For this purpose, the Haganah created a “Committee for Arab Properties in Villages,” the purpose of which was to register and take possession of all Palestinian properties in the villages the Zionist forces had conquered. Similar committees were established in major Palestinian cities like Haifa, Safad, Yafa and Tabariyah.
Early in the morning of Friday, April 9, 1948, commandos of the Irgun, headed by Menachem Begin, and the Stern Gang attacked Deir Yassin, a village with about 750 Palestinian residents.
Most sources put the number of dead at 254, including 25 pregnant women who were bayoneted and 52 children who were maimed in front of their mothers before being beheaded and the mothers slain.
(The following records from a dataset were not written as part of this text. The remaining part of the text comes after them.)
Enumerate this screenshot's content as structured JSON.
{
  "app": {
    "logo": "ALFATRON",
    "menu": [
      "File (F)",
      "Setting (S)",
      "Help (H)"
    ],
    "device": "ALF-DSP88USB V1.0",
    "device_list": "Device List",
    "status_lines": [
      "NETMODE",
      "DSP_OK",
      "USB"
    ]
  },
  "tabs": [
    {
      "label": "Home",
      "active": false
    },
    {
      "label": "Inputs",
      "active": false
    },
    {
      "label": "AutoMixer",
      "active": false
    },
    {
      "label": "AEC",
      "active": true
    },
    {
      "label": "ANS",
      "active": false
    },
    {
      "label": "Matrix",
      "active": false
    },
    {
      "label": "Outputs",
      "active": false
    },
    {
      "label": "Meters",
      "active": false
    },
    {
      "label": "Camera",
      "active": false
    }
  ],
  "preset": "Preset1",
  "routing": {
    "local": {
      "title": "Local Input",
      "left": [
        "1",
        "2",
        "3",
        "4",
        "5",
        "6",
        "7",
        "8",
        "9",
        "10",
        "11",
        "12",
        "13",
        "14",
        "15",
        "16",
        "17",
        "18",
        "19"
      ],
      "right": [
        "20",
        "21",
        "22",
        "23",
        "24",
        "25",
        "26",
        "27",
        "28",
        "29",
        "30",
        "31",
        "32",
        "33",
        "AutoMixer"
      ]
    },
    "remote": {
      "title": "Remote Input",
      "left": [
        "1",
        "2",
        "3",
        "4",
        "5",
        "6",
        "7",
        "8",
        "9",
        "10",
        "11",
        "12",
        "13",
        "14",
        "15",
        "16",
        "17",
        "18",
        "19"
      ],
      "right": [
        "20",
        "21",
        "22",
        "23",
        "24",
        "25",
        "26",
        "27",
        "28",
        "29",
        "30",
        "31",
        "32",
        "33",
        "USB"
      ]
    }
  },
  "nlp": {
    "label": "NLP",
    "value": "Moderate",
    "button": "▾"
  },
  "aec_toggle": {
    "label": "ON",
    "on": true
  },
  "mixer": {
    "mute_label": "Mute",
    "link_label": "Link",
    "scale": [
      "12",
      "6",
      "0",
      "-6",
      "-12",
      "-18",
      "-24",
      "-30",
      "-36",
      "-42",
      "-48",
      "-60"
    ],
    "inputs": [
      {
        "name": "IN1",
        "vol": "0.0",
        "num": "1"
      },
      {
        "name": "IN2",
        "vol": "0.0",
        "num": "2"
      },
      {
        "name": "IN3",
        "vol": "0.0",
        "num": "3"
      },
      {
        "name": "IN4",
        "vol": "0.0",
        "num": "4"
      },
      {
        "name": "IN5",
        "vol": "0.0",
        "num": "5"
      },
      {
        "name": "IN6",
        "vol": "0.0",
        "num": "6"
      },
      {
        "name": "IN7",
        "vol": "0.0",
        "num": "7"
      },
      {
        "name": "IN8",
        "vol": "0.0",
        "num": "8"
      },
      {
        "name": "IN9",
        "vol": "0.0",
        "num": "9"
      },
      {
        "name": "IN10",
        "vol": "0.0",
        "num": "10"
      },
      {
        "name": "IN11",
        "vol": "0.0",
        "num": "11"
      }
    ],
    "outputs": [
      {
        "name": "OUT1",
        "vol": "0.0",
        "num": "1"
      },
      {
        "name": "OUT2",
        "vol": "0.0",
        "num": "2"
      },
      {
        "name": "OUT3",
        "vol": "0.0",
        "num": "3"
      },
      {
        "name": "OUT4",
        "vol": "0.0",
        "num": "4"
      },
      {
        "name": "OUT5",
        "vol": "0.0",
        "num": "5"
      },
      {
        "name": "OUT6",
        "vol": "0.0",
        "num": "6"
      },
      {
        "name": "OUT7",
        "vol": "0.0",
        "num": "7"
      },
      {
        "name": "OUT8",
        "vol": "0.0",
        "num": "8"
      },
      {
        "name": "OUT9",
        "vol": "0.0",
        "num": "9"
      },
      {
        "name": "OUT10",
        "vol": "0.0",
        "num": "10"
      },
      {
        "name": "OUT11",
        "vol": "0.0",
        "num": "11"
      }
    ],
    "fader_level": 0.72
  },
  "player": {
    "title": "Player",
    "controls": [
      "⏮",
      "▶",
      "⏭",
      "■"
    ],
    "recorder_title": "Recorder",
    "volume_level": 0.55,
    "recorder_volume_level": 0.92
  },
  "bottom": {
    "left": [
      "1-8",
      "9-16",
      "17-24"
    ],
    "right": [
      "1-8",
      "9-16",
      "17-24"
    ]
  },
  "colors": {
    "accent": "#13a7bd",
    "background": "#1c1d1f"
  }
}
Rape, mutilation and humiliation were the norm, according to survivors. Mahmoud Kassem El-Yassini, who was 5 at the time, said in his testimony that “there were [corpses of] women lying in houses with their skirts torn up to their waists and their legs wide apart; children with their throats cut open, rows of young men shot in the back after being lined up at an execution wall. There were even bodies of babies.”
El-Yassini recalls, “I remember hearing a Jewish terrorist who was touring the village and reporting the massacre, saying, ‘Minus 15 Arabs. Minus 60 Arabs.’ After a while his message on the radio to headquarters became: ‘It’s difficult to count.’”
According to eye-witness Abu Yousef, who was 21, “after the battle, the Jews took elderly men and women and youths, including four of my cousins and a nephew. They took them all. Women who had on them gold and money were stripped of their gold. After the Jews had removed their dead and wounded, they took the men to the quarry and sprayed them all with bullets… One woman saw her son taken some 40 to 60 meters away from where she and the rest of the women stood, and shot dead. Then they brought Jewish kids to throw stones at his body. Then, they poured kerosene over his body and set it ablaze, while the women watched from a distance.”
Twenty-five male villagers were loaded into trucks, paraded through the Zakhron Yosef quarter in Jerusalem in front of cheering Jewish crowds, and then taken to a stone quarry along the road between Givat Shaul and Deir Yassin and shot to death. The remaining residents were driven to Arab East Jerusalem.
A final body count of 254 was reported by The New York Times on April 13, a day after the dead were buried.
At least ten houses were dynamited, and the local cemetery bulldozed. Within months, the area was resettled with Jews from Poland, Rumania, and Slovakia—who had all “miraculously” escaped the “gas chambers”—and the village was renamed Givat Shaul Bet.
Deir Yassin was wiped off the map. As Jerusalem expanded, the land of Deir Yassin became part of the city and is now known simply as the area between Givat Shaul and the settlement of Har Nof on the western slopes of the mountain.
Today, the site of the massacre of Deir Yassin is contained within the grounds of the Kfar Shaul Mental Health Center, a mental asylum—for Jews only, of course—in Givat Shaul.
Deir Yassin as seen from Yad Vashem; the village lies in the green trees to the right of the water tower.
Kfar Shaul Mental Health Center, which incorporates the remaining buildings from the village of Deir Yassin.